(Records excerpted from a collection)

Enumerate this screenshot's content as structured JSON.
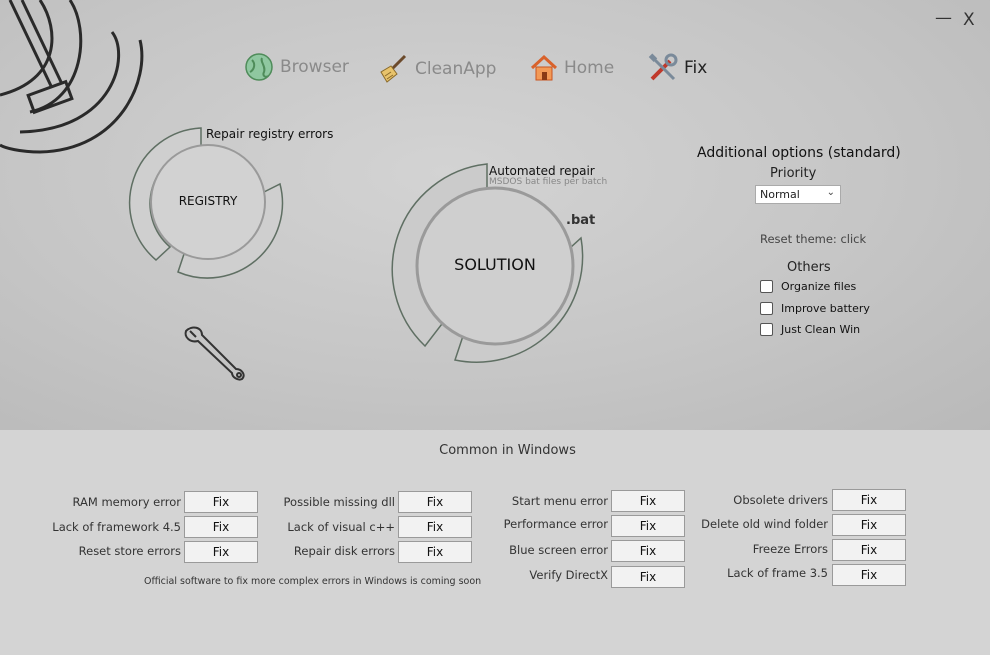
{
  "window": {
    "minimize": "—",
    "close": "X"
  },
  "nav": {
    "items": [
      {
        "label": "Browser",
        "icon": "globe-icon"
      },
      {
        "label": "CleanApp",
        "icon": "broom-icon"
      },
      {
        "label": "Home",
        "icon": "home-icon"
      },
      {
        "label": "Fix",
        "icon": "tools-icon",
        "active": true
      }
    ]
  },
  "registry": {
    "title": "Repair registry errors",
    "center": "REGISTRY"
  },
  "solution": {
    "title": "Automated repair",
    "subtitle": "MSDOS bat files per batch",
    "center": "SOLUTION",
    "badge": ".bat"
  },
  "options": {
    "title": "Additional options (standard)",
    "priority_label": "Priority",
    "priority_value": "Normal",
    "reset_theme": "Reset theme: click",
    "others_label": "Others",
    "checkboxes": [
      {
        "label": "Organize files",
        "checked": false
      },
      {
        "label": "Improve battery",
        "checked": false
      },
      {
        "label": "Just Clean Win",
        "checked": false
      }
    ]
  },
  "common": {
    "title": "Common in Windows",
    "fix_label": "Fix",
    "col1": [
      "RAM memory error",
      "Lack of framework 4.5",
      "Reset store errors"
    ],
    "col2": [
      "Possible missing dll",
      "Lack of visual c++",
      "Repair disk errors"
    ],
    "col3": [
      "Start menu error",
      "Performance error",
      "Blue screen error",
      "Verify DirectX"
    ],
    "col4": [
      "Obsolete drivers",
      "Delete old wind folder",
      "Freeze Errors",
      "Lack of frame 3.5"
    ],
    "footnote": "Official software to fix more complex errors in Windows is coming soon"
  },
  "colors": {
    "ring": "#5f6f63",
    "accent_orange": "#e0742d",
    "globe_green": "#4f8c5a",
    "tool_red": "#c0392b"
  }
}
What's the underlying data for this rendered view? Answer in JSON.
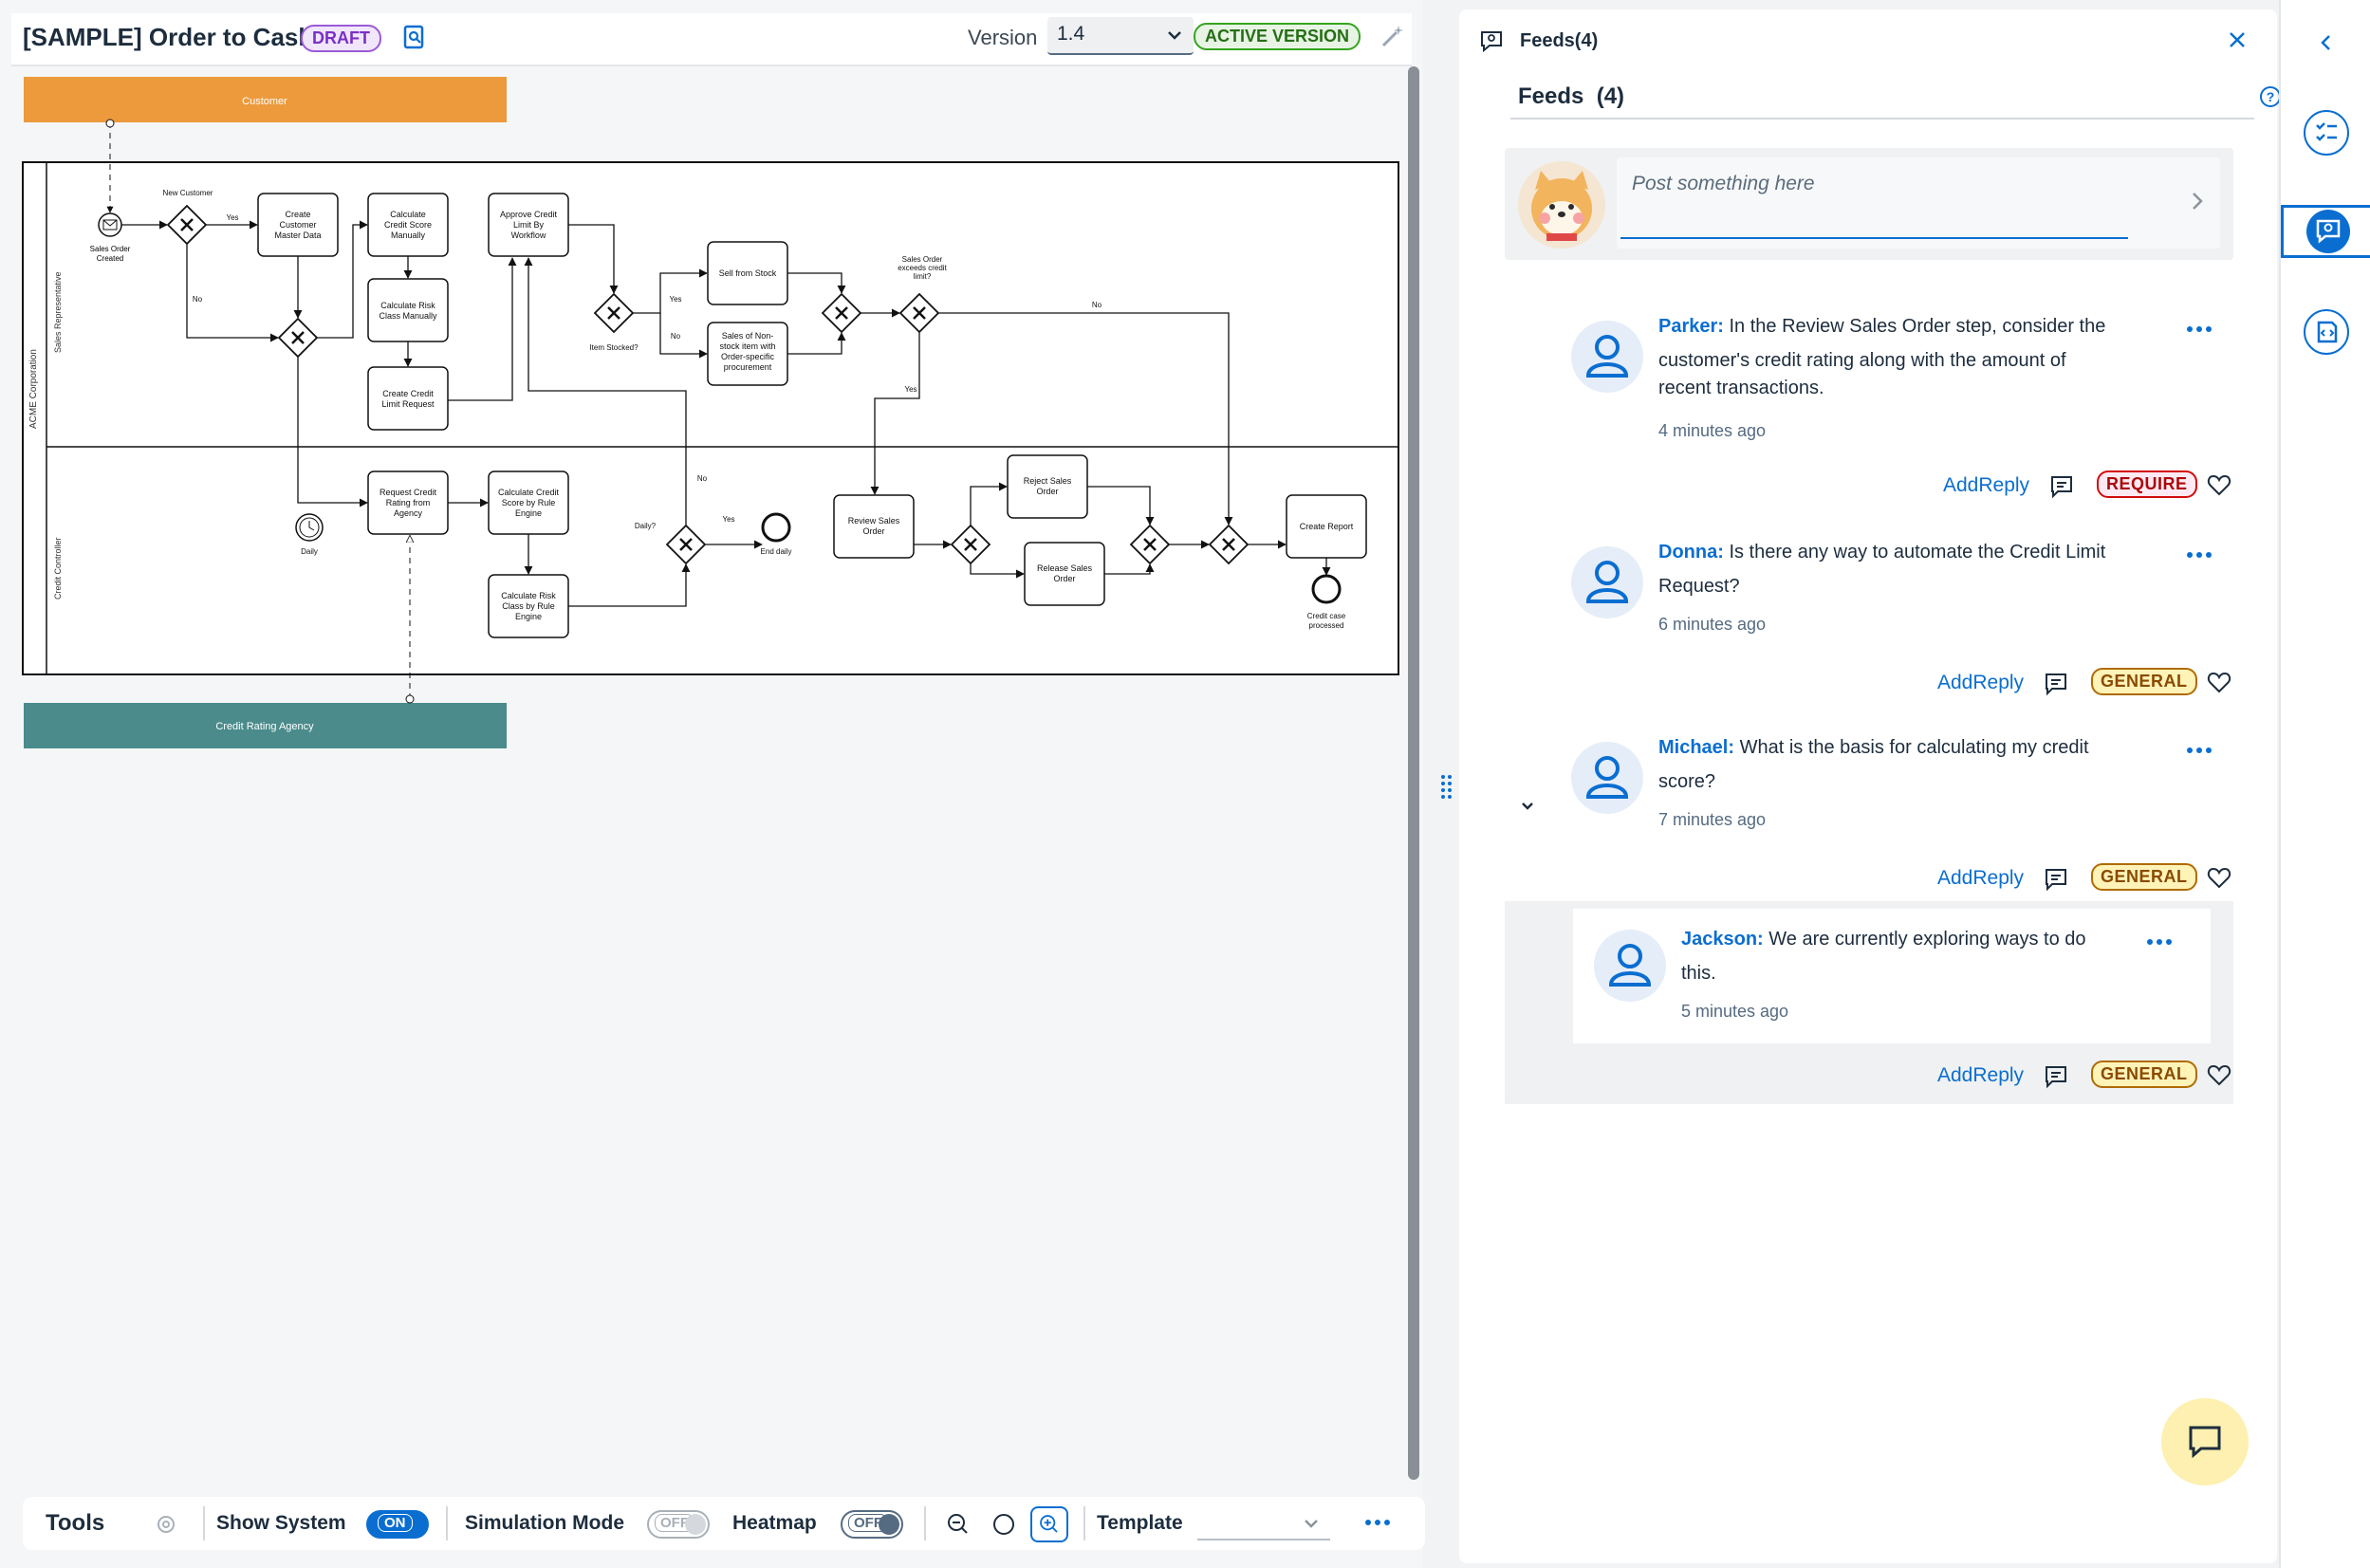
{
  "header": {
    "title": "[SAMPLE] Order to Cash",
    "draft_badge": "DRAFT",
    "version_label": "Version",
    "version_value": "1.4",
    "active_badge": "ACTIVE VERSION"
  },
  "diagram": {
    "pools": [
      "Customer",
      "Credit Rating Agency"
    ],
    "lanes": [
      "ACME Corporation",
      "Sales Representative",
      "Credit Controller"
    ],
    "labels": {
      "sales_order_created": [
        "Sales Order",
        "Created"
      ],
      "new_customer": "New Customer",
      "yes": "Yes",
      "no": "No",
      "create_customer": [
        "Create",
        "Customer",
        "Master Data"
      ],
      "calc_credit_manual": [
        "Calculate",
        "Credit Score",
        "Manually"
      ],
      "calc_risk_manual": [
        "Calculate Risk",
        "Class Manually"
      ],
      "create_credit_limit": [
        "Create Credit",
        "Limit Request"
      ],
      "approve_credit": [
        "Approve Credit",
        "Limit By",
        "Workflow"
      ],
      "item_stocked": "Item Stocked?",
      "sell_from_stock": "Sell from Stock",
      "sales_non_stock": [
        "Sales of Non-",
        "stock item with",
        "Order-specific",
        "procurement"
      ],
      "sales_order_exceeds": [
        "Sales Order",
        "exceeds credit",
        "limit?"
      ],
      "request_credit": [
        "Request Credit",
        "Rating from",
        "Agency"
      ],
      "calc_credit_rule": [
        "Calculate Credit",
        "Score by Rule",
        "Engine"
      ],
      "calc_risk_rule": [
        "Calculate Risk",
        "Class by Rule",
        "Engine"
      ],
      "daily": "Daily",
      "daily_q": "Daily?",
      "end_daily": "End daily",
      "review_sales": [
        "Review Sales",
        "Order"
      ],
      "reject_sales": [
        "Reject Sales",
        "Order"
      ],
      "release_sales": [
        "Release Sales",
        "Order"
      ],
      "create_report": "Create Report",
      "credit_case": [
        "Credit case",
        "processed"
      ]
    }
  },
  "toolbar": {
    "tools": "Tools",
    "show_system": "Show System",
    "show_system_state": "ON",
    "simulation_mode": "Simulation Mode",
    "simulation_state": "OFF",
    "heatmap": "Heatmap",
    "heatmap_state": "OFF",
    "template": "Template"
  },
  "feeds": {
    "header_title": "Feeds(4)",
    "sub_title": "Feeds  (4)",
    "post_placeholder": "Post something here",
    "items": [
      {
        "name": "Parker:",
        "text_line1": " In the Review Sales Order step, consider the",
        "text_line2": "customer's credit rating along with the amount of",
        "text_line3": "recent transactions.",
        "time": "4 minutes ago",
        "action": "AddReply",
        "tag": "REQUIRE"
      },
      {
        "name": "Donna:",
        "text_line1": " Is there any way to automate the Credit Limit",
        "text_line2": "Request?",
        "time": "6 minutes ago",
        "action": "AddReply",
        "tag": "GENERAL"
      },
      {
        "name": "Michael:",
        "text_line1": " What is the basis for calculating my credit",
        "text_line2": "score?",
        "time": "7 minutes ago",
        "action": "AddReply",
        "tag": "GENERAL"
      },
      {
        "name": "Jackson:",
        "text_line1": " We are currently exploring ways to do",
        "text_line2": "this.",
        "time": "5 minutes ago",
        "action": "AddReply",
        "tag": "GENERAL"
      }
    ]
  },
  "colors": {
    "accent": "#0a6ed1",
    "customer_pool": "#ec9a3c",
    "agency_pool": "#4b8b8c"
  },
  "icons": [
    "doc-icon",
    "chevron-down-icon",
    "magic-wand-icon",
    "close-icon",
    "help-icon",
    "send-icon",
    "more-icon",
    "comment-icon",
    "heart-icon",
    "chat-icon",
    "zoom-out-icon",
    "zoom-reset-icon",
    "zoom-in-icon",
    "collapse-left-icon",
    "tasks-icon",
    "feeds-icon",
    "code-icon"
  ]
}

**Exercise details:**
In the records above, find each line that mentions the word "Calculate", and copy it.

**Result below:**
        "Calculate",
        "Calculate Risk",
        "Calculate Credit",
        "Calculate Risk",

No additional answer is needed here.